If iPSCs work, they will be better than ESCs because they will be made from the patient’s own cells, and hence, no tissue rejection. They will also be better than using cloned ES cells because they will be easier and less expensive to derive. They will be better than both therapeutic cloning and ESCR because they will be ethically unproblematic. Thus, it is very good news that in mice, iPSCs are proving useful in heart repair. From the story:
Ordinary cells reprogrammed to act like embryonic stem cells can help repair damaged heart tissue in mice, researchers reported on Monday in a study that shows a potential practical use for the experimental cells. When injected into mice whose hearts had been damaged by a heart attack, the new cells helped improve both the structure and function of the heart. Eventually the hope would be to patch up seriously ill heart patients using their own cells. “It was obvious to the observer which animals had been treated and which ones hadn’t,” said Dr Timothy Nelson of the Mayo Clinic in Rochester, Minnesota, whose study appears in the journal Circulation...
Instead of coaxing the iPS cells into a specific type of heart tissue, they used the iPS cells in their most embryonic-like state. Nelson said two weeks after they had transplanted the cells, they started making different types of heart tissue, including heart muscle, blood vessels and the cells that line blood vessels. “They were able to respond to this damaged environment and spontaneously give rise to the appropriate tissues and create new tissues within that diseased heart,” he said. “That is a key wow factor of this paper.” Nelson said heart cells continued to grow for four weeks, and the mice that got the iPS cells got better.
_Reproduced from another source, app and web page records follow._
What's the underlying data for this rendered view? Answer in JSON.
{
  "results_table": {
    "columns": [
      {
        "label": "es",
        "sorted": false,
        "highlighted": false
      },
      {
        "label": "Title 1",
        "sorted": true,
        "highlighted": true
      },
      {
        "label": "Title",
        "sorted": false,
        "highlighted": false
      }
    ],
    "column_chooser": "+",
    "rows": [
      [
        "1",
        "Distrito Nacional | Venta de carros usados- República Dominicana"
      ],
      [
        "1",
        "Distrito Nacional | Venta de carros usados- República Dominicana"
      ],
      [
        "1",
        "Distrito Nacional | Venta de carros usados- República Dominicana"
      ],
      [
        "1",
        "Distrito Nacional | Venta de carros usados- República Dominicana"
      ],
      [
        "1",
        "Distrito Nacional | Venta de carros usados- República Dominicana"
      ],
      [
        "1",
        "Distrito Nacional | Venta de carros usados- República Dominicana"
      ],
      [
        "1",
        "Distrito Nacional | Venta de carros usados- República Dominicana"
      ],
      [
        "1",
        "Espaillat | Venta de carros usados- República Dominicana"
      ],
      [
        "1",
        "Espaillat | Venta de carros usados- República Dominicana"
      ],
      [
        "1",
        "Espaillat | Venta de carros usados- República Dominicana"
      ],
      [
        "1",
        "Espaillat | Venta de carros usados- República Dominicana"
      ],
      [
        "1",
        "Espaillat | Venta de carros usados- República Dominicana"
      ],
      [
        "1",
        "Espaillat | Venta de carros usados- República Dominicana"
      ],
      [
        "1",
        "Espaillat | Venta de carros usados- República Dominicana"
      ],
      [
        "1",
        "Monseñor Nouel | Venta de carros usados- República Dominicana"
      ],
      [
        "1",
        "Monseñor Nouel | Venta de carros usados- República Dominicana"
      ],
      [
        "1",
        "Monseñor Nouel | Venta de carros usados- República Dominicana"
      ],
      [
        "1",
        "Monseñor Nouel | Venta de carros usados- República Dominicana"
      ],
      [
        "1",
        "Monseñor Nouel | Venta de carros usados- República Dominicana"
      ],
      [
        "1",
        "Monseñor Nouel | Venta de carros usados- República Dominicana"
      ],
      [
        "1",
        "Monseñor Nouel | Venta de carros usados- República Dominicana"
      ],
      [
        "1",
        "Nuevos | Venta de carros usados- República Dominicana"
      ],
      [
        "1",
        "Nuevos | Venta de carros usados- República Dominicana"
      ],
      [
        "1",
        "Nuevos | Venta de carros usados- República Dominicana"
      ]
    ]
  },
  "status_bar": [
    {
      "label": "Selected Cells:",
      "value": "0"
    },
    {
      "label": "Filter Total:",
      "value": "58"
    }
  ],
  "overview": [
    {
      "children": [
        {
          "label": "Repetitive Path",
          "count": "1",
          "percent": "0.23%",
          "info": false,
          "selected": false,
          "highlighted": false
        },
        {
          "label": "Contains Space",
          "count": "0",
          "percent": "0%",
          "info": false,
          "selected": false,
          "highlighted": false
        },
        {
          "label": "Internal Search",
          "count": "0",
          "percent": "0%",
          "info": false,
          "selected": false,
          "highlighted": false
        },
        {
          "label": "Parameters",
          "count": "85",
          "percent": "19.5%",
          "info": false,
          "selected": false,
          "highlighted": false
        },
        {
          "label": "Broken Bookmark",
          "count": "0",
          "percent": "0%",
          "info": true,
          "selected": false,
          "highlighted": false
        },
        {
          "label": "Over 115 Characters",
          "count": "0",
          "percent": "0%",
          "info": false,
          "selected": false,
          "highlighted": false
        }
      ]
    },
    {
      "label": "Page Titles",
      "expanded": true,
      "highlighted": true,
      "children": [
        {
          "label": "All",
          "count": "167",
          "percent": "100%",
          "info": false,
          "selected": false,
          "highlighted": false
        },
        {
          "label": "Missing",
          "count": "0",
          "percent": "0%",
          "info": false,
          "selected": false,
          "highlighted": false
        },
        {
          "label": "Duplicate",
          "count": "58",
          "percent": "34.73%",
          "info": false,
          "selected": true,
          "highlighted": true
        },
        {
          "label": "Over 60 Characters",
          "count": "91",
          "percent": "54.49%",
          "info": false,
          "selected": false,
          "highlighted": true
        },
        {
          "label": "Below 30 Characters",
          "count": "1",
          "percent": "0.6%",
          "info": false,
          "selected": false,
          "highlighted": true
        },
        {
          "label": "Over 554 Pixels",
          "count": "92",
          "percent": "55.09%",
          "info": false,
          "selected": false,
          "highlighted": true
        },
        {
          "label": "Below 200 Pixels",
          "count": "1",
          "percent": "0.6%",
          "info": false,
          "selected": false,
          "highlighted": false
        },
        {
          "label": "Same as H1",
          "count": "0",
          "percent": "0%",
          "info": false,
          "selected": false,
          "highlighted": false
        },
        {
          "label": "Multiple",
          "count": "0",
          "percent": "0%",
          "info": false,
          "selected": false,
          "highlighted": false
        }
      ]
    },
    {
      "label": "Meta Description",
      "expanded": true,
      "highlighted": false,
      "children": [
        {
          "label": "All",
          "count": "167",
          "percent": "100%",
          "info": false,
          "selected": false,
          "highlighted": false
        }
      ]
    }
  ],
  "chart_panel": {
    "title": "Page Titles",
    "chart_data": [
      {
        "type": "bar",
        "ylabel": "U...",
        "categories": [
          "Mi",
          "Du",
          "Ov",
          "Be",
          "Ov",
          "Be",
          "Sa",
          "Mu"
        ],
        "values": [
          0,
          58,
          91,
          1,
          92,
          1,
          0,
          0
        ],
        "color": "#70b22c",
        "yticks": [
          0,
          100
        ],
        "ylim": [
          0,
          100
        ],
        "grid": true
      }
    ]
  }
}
Both the structure and the function of their hearts improved compared to animals injected with cells that form scar tissue, he said.
This doesn’t cure the tumor problem associated with all pluripotent stem cells—whether ESCs or iPSCs—of course. But ethical research is sure transforming the field.